- David falsely assumes there are morally good people. What is his standard to declare a person morally good? According to the Biblical account there are none that are righteous. Everyone is a sinner (Romans 3:23). If he is going to ask this question he has to assume the Biblical standard of morality since he is assuming the God of the bible exists in order to ask the question. Thus, my first point is that his question is equivalent to me asking, "Would a healthy person eat the number 7?" It just doesn't make any sense.
- He doesn't understand the idea of God being a Holy God. If God is going to be just He has to punish sin. Imagine if God decided to allow everyone into heaven without doing a thing about sin. We could point the finger at him for being an unjust judge. So Yes David, a just God does have to punish unrepentant sinners or He wouldn't be just. If God ceased to be just it would be a worse scenario than a just God staying true to His nature and allowing people to go to Hell.
- People don't go to hell simply for not having heard of Jesus. Often people ask me, "What about those who have never heard the Gospel? Are they going to hell?" That isn't an easy question. At the same time I can affirm that people do not go to hell for ignorance. We all have offended the Holy and Righteous God by sinning. The Bible very clearly tells us that we all have heard about God in some sense through natural revelation. That is, God displayed enough of His attributes in nature so that men could know there was a God and seek after Him (Romans 1:18-20). Instead we gave up that which was evident, denied Him, worshipped false things, and dove headfirst into immorality (Romans 1:21-28). Therefore, it is the rebellious sin of denying the evident that makes us guilty
- David denies God's providence. So what happens if a person in the Amazon jungle looks at nature, understands there is a god, but doesn't know about Jesus. Everything I've seen about God's character in the Bible, and my own life, is that God will find a way. He has an amazing way at working out that which seems impossible. So my short answer? If there is a man in the Amazon who is seeking after the true God then the true God will have set in motion a plan for a missionary to meet this Amazon man and preach him the Gospel.
- David contradicts himself. On page 5 he says that the decision to accept or reject Christianity is the biggest decision of your life. I agree. I would then argue that since it is the person needs to do more careful study of the evidence. The evidence for Christianity is overwhelming. An honest man cannot honestly look at the evidence and deny Christianity.

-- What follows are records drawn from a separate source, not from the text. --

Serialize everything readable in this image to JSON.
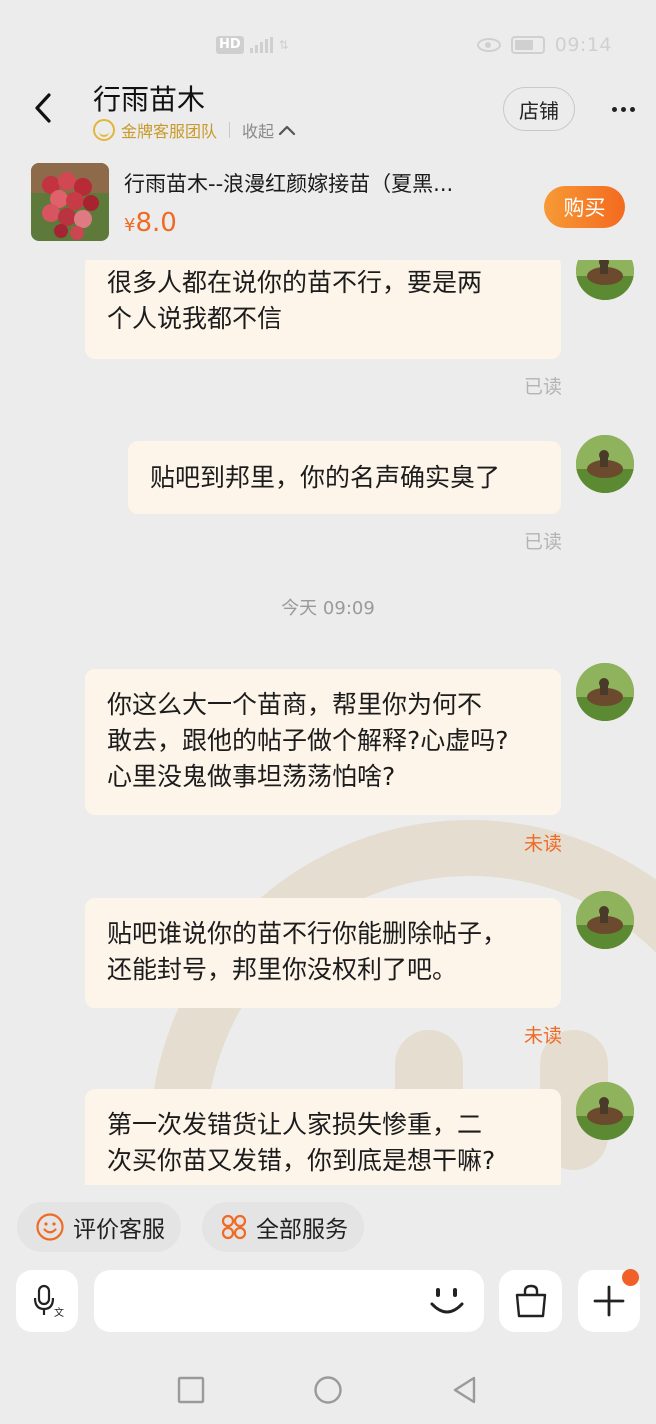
{
  "status_bar": {
    "network": "HD",
    "time": "09:14"
  },
  "header": {
    "title": "行雨苗木",
    "gold_service": "金牌客服团队",
    "collapse": "收起",
    "store_button": "店铺"
  },
  "product": {
    "title": "行雨苗木--浪漫红颜嫁接苗（夏黑...",
    "currency": "¥",
    "price": "8.0",
    "buy_button": "购买"
  },
  "messages": [
    {
      "text_lines": [
        "很多人都在说你的苗不行，要是两",
        "个人说我都不信"
      ],
      "status": "已读"
    },
    {
      "text_lines": [
        "贴吧到邦里，你的名声确实臭了"
      ],
      "status": "已读"
    },
    {
      "text_lines": [
        "你这么大一个苗商，帮里你为何不",
        "敢去，跟他的帖子做个解释?心虚吗?",
        "心里没鬼做事坦荡荡怕啥?"
      ],
      "status": "未读"
    },
    {
      "text_lines": [
        "贴吧谁说你的苗不行你能删除帖子，",
        "还能封号，邦里你没权利了吧。"
      ],
      "status": "未读"
    },
    {
      "text_lines": [
        "第一次发错货让人家损失惨重，二",
        "次买你苗又发错，你到底是想干嘛?"
      ],
      "status": ""
    }
  ],
  "time_separator": "今天  09:09",
  "quick_actions": {
    "rate_service": "评价客服",
    "all_services": "全部服务"
  },
  "input": {
    "placeholder": ""
  },
  "colors": {
    "accent": "#f06a24",
    "bubble": "#fdf5ea",
    "gold": "#c79a2b"
  }
}
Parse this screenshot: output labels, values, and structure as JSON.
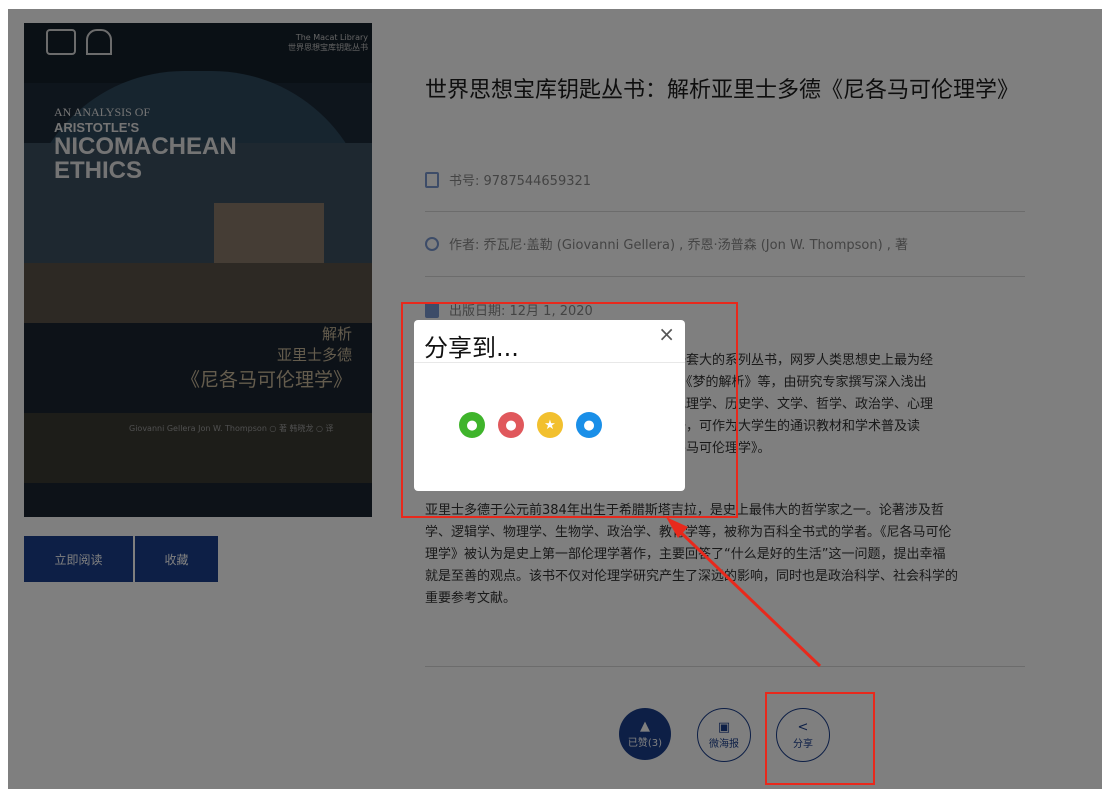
{
  "book": {
    "title": "世界思想宝库钥匙丛书：解析亚里士多德《尼各马可伦理学》",
    "isbn_label": "书号: 9787544659321",
    "author_label": "作者: 乔瓦尼·盖勒 (Giovanni Gellera) , 乔恩·汤普森 (Jon W. Thompson) , 著",
    "date_label": "出版日期: 12月 1, 2020",
    "desc1_tail": [
      "识翻译的一套大的系列丛书，网罗人类思想史上最为经",
      "《资本论》《梦的解析》等，由研究专家撰写深入浅出",
      "经济学、地理学、历史学、文学、哲学、政治学、心理",
      "文汉英双语，可作为大学生的通识教材和学术普及读",
      "德的《尼各马可伦理学》。"
    ],
    "desc2": [
      "亚里士多德于公元前384年出生于希腊斯塔吉拉，是史上最伟大的哲学家之一。论著涉及哲",
      "学、逻辑学、物理学、生物学、政治学、教育学等，被称为百科全书式的学者。《尼各马可伦",
      "理学》被认为是史上第一部伦理学著作，主要回答了“什么是好的生活”这一问题，提出幸福",
      "就是至善的观点。该书不仅对伦理学研究产生了深远的影响，同时也是政治科学、社会科学的",
      "重要参考文献。"
    ]
  },
  "cover": {
    "publisher": "The Macat Library",
    "publisher_cn": "世界思想宝库钥匙丛书",
    "en_line1": "AN ANALYSIS OF",
    "en_line2": "ARISTOTLE'S",
    "en_line3": "NICOMACHEAN",
    "en_line4": "ETHICS",
    "cn_line1": "解析",
    "cn_line2": "亚里士多德",
    "cn_line3": "《尼各马可伦理学》",
    "authors": "Giovanni Gellera  Jon W. Thompson ○ 著   韩晓龙 ○ 译"
  },
  "buttons": {
    "read": "立即阅读",
    "favorite": "收藏"
  },
  "actions": {
    "like": "已赞(3)",
    "poster": "微海报",
    "share": "分享"
  },
  "modal": {
    "title": "分享到...",
    "close": "×",
    "targets": [
      "wechat-icon",
      "weibo-icon",
      "qzone-icon",
      "qq-icon"
    ]
  },
  "colors": {
    "primary": "#1a3e8c",
    "annotation": "#e8291c",
    "wechat": "#3fb42b",
    "weibo": "#e0585c",
    "qzone": "#f2c02e",
    "qq": "#1a8fe8"
  }
}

In the end this question is worthless for it holds too many presuppositions and false definitions. I would love for David to debate me on the goodness of God's character. What do you say David?